Is It Okay To Move Out of the Marital Home Before the Divorce Is Finalized?
In most cases, you don’t want to move out of the marital home before the divorce is finalized. However, Maryland is a little different from many states. If you can’t file a no-fault “divorce by mutual consent,” you and your spouse may need to live apart for a 12-month separation to file a divorce based on a one-year voluntary separation.
Separation vs. Abandonment
One of the grounds for an at-fault divorce includes desertion or abandonment. The conditions for desertion include:
- 12 months of uninterrupted separation
- The abandonment must be deliberate and final
- No expectation of reconciliation
These conditions are very similar to those of legal separation before filing a no-fault divorce. However, the court will likely not see a 12-month separation with little to no contact as desertion if a spouse decides to move out of the marital home before the divorce is finalized for a legitimate reason, such as domestic violence or emotional abuse.

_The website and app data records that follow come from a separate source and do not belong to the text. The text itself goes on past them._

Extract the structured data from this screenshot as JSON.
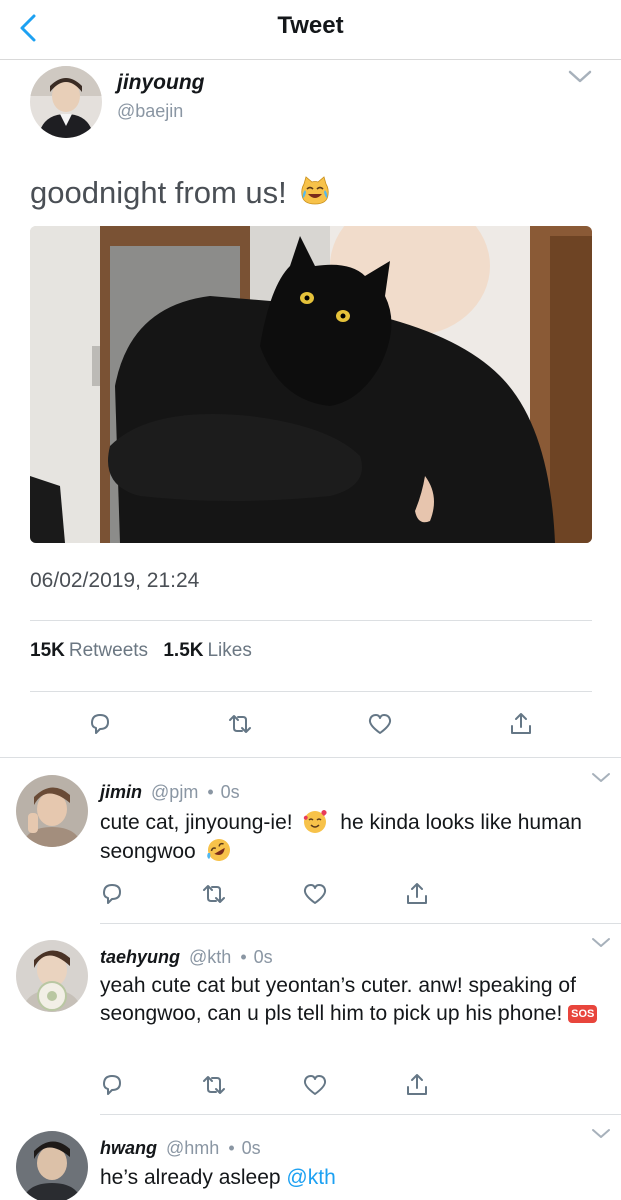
{
  "header": {
    "title": "Tweet"
  },
  "tweet": {
    "display_name": "jinyoung",
    "handle": "@baejin",
    "text": "goodnight from us!",
    "emoji": "joy-cat-emoji",
    "timestamp": "06/02/2019, 21:24",
    "retweets": "15K",
    "retweets_label": "Retweets",
    "likes": "1.5K",
    "likes_label": "Likes"
  },
  "replies": [
    {
      "name": "jimin",
      "handle": "@pjm",
      "time": "0s",
      "text_parts": [
        "cute cat, jinyoung-ie!",
        "he kinda looks like human seongwoo"
      ],
      "emoji": [
        "smiling-face-with-hearts-emoji",
        "rofl-emoji"
      ]
    },
    {
      "name": "taehyung",
      "handle": "@kth",
      "time": "0s",
      "text_parts": [
        "yeah cute cat but yeontan’s cuter. anw! speaking of seongwoo, can u pls tell him to pick up his phone!"
      ],
      "badge": "SOS"
    },
    {
      "name": "hwang",
      "handle": "@hmh",
      "time": "0s",
      "text_parts": [
        "he’s already asleep"
      ],
      "mention": "@kth"
    }
  ],
  "colors": {
    "accent": "#1da1f2",
    "text": "#14171a",
    "secondary": "#8a96a3",
    "divider": "#dcdfe2",
    "icon": "#657786"
  },
  "icons": [
    "back-chevron-icon",
    "chevron-down-icon",
    "reply-icon",
    "retweet-icon",
    "like-icon",
    "share-icon"
  ]
}
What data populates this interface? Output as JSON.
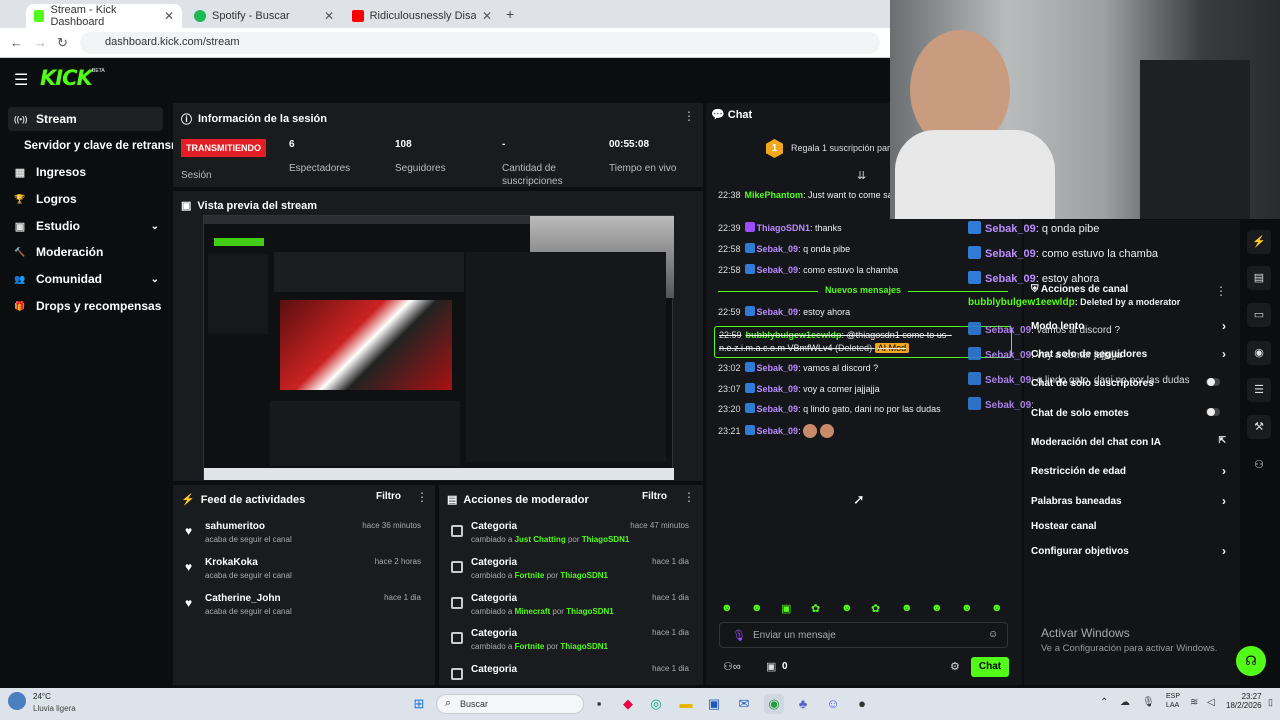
{
  "browser": {
    "tabs": [
      {
        "label": "Stream - Kick Dashboard",
        "close": "✕"
      },
      {
        "label": "Spotify - Buscar",
        "close": "✕"
      },
      {
        "label": "Ridiculousnessly Disastrous Del",
        "close": "✕"
      }
    ],
    "new_tab": "+",
    "url": "dashboard.kick.com/stream"
  },
  "header": {
    "logo": "KICK",
    "beta": "BETA",
    "menu_icon": "☰"
  },
  "sidebar": {
    "items": [
      {
        "label": "Stream",
        "icon": "((•))"
      },
      {
        "label": "Servidor y clave de retransm",
        "icon": ""
      },
      {
        "label": "Ingresos",
        "icon": "▦"
      },
      {
        "label": "Logros",
        "icon": "🏆"
      },
      {
        "label": "Estudio",
        "icon": "▣",
        "chev": "⌄"
      },
      {
        "label": "Moderación",
        "icon": "🔨"
      },
      {
        "label": "Comunidad",
        "icon": "👥",
        "chev": "⌄"
      },
      {
        "label": "Drops y recompensas",
        "icon": "🎁"
      }
    ]
  },
  "session": {
    "title": "Información de la sesión",
    "live_badge": "TRANSMITIENDO",
    "live_label": "Sesión",
    "stats": [
      {
        "value": "6",
        "label": "Espectadores"
      },
      {
        "value": "108",
        "label": "Seguidores"
      },
      {
        "value": "-",
        "label": "Cantidad de suscripciones"
      },
      {
        "value": "00:55:08",
        "label": "Tiempo en vivo"
      }
    ]
  },
  "preview": {
    "title": "Vista previa del stream"
  },
  "feed": {
    "title": "Feed de actividades",
    "filter": "Filtro",
    "rows": [
      {
        "name": "sahumeritoo",
        "sub": "acaba de seguir el canal",
        "time": "hace 36 minutos"
      },
      {
        "name": "KrokaKoka",
        "sub": "acaba de seguir el canal",
        "time": "hace 2 horas"
      },
      {
        "name": "Catherine_John",
        "sub": "acaba de seguir el canal",
        "time": "hace 1 dia"
      }
    ]
  },
  "mod": {
    "title": "Acciones de moderador",
    "filter": "Filtro",
    "rows": [
      {
        "name": "Categoria",
        "pre": "cambiado a",
        "cat": "Just Chatting",
        "by": "por",
        "user": "ThiagoSDN1",
        "time": "hace 47 minutos"
      },
      {
        "name": "Categoria",
        "pre": "cambiado a",
        "cat": "Fortnite",
        "by": "por",
        "user": "ThiagoSDN1",
        "time": "hace 1 dia"
      },
      {
        "name": "Categoria",
        "pre": "cambiado a",
        "cat": "Minecraft",
        "by": "por",
        "user": "ThiagoSDN1",
        "time": "hace 1 dia"
      },
      {
        "name": "Categoria",
        "pre": "cambiado a",
        "cat": "Fortnite",
        "by": "por",
        "user": "ThiagoSDN1",
        "time": "hace 1 dia"
      },
      {
        "name": "Categoria",
        "pre": "",
        "cat": "",
        "by": "",
        "user": "",
        "time": "hace 1 dia"
      }
    ]
  },
  "chat": {
    "title": "Chat",
    "gift_count": "1",
    "gift_text": "Regala 1 suscripción para",
    "messages": [
      {
        "time": "22:38",
        "user": "MikePhantom",
        "text": ": Just want to come sa positivity!",
        "color": "mike"
      },
      {
        "time": "22:39",
        "user": "ThiagoSDN1",
        "text": ": thanks",
        "color": "green"
      },
      {
        "time": "22:58",
        "user": "Sebak_09",
        "text": ": q onda pibe",
        "color": "purple"
      },
      {
        "time": "22:58",
        "user": "Sebak_09",
        "text": ": como estuvo la chamba",
        "color": "purple"
      }
    ],
    "new_label": "Nuevos mensajes",
    "messages2": [
      {
        "time": "22:59",
        "user": "Sebak_09",
        "text": ": estoy ahora",
        "color": "purple"
      },
      {
        "time": "23:02",
        "user": "Sebak_09",
        "text": ": vamos al discord ?",
        "color": "purple"
      },
      {
        "time": "23:07",
        "user": "Sebak_09",
        "text": ": voy a comer jajjajja",
        "color": "purple"
      },
      {
        "time": "23:20",
        "user": "Sebak_09",
        "text": ": q lindo gato, dani no por las dudas",
        "color": "purple"
      },
      {
        "time": "23:21",
        "user": "Sebak_09",
        "text": ":",
        "color": "purple"
      }
    ],
    "deleted": {
      "time": "22:59",
      "user": "bubblybulgew1eewldp",
      "text": ": @thiagosdn1 come to us - n.e.z.i.m.a.c.o.m VBmfWLv4",
      "tag": "(Deleted)",
      "ai": "AI Mod"
    },
    "input_placeholder": "Enviar un mensaje",
    "count": "0",
    "send": "Chat"
  },
  "overlay": {
    "messages": [
      {
        "user": "Sebak_09",
        "text": ": q onda pibe"
      },
      {
        "user": "Sebak_09",
        "text": ": como estuvo la chamba"
      },
      {
        "user": "Sebak_09",
        "text": ": estoy ahora"
      }
    ],
    "deleted_user": "bubblybulgew1eewldp",
    "deleted_text": ": Deleted by a moderator",
    "more": [
      {
        "user": "Sebak_09",
        "text": ": vamos al discord ?"
      },
      {
        "user": "Sebak_09",
        "text": ": voy a comer jajjajja"
      },
      {
        "user": "Sebak_09",
        "text": ": q lindo gato, dani no por las dudas"
      },
      {
        "user": "Sebak_09",
        "text": ":"
      }
    ],
    "menu_title": "Acciones de canal",
    "menu": [
      {
        "label": "Modo lento",
        "kind": "chev"
      },
      {
        "label": "Chat solo de seguidores",
        "kind": "chev"
      },
      {
        "label": "Chat de solo suscriptores",
        "kind": "toggle"
      },
      {
        "label": "Chat de solo emotes",
        "kind": "toggle"
      },
      {
        "label": "Moderación del chat con IA",
        "kind": "ext"
      },
      {
        "label": "Restricción de edad",
        "kind": "chev"
      },
      {
        "label": "Palabras baneadas",
        "kind": "chev"
      },
      {
        "label": "Hostear canal",
        "kind": "none"
      },
      {
        "label": "Configurar objetivos",
        "kind": "chev"
      }
    ]
  },
  "activate": {
    "title": "Activar Windows",
    "sub": "Ve a Configuración para activar Windows."
  },
  "taskbar": {
    "weather_temp": "24°C",
    "weather_desc": "Lluvia ligera",
    "search": "Buscar",
    "lang1": "ESP",
    "lang2": "LAA",
    "time": "23:27",
    "date": "18/2/2026"
  }
}
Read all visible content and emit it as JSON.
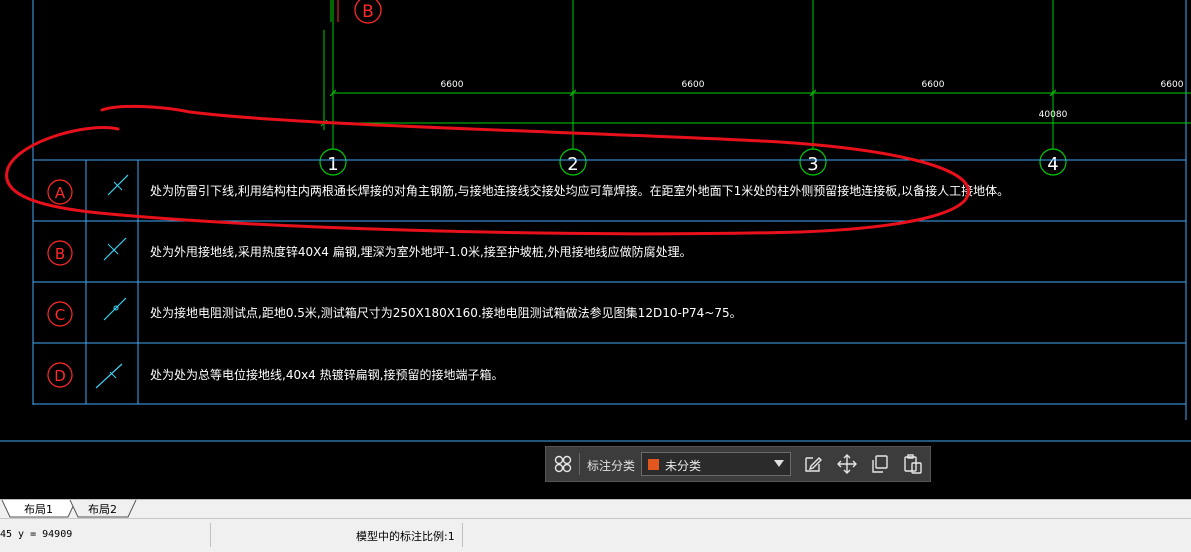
{
  "drawing": {
    "top_axis_label": "B",
    "dimensions": [
      "6600",
      "6600",
      "6600",
      "6600"
    ],
    "total_dimension": "40080",
    "grid_axes": [
      "1",
      "2",
      "3",
      "4"
    ],
    "legend": [
      {
        "label": "A",
        "text": "处为防雷引下线,利用结构柱内两根通长焊接的对角主钢筋,与接地连接线交接处均应可靠焊接。在距室外地面下1米处的柱外侧预留接地连接板,以备接人工接地体。"
      },
      {
        "label": "B",
        "text": "处为外甩接地线,采用热度锌40X4 扁钢,埋深为室外地坪-1.0米,接至护坡桩,外甩接地线应做防腐处理。"
      },
      {
        "label": "C",
        "text": "处为接地电阻测试点,距地0.5米,测试箱尺寸为250X180X160.接地电阻测试箱做法参见图集12D10-P74~75。"
      },
      {
        "label": "D",
        "text": "处为处为总等电位接地线,40x4 热镀锌扁钢,接预留的接地端子箱。"
      }
    ],
    "colors": {
      "axis_circle": "#ff2a2a",
      "grid_line": "#00cc00",
      "table_line": "#3fa9f5",
      "markup": "#e8101a",
      "text": "#ffffff"
    }
  },
  "toolbar": {
    "label": "标注分类",
    "category_value": "未分类",
    "category_color": "#e2571e",
    "icons": [
      "grid-icon",
      "edit-icon",
      "move-icon",
      "copy-icon",
      "paste-icon"
    ]
  },
  "tabs": [
    "布局1",
    "布局2"
  ],
  "status": {
    "coords": "45 y = 94909",
    "scale_label": "模型中的标注比例:1"
  }
}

How Maryland Manages Property Division of Marital Property
Maryland divides all marital property based on “equitable distribution,” or what the court believes to be fair for each spouse. The court considers several factors in determining an equitable distribution of property, including:
- Contributions by each spouse to the family
- Earning capacity and current finances of each spouse
- How long the marriage lasted
- How certain assets were acquired, and at what stage of the marriage
- Whether either spouse contributed separate property now owned together as tenants by the entirety
- The age and health of each spouse
The court will consider these factors to determine whether either spouse holds a larger claim to the family home if the couple doesn’t have children. If the couple does have children, the court will consider additional factors like custody and time sharing between parents.
Moving out of the family home could diminish your claim if you don’t take your children, but refusing to leave your children could make it impossible to divorce if your spouse won’t leave and won’t agree to a divorce by mutual consent.
What if You and Your Spouse Have Minor Children?
Courts try to make determinations for child custody and child support based on the best interests of any minor children you and your spouse have together. If you leave your children in the marital home when moving out for a pre-divorce separation, you could face several challenges in being awarded primary custody and the marital home.
If you have minor children and can’t negotiate with your spouse to leave your shared marital home, discuss your options to move out with an experienced family law attorney.
Are You Trying To Move Out of Your Marital Home for a Divorce? Contact a Maryland Divorce Attorney First
The experienced divorce lawyers at Jimeno & Gray, P.A., can help determine whether you may move out of the marital home before the divorce is finalized. Moving out doesn’t mean the court won’t award you the home in an equitable property division. Call 410-590-9401 or fill out the convenient online form to schedule a consultation with a divorce attorney in Glen Burnie, MD.
Meet Our Lawyers
Gregory P. Jimeno, Esquire
Frank C. Gray, Jr., Esquire.
Magaly Delisse Bittner, Esquire
Jessica McConnell, Esquire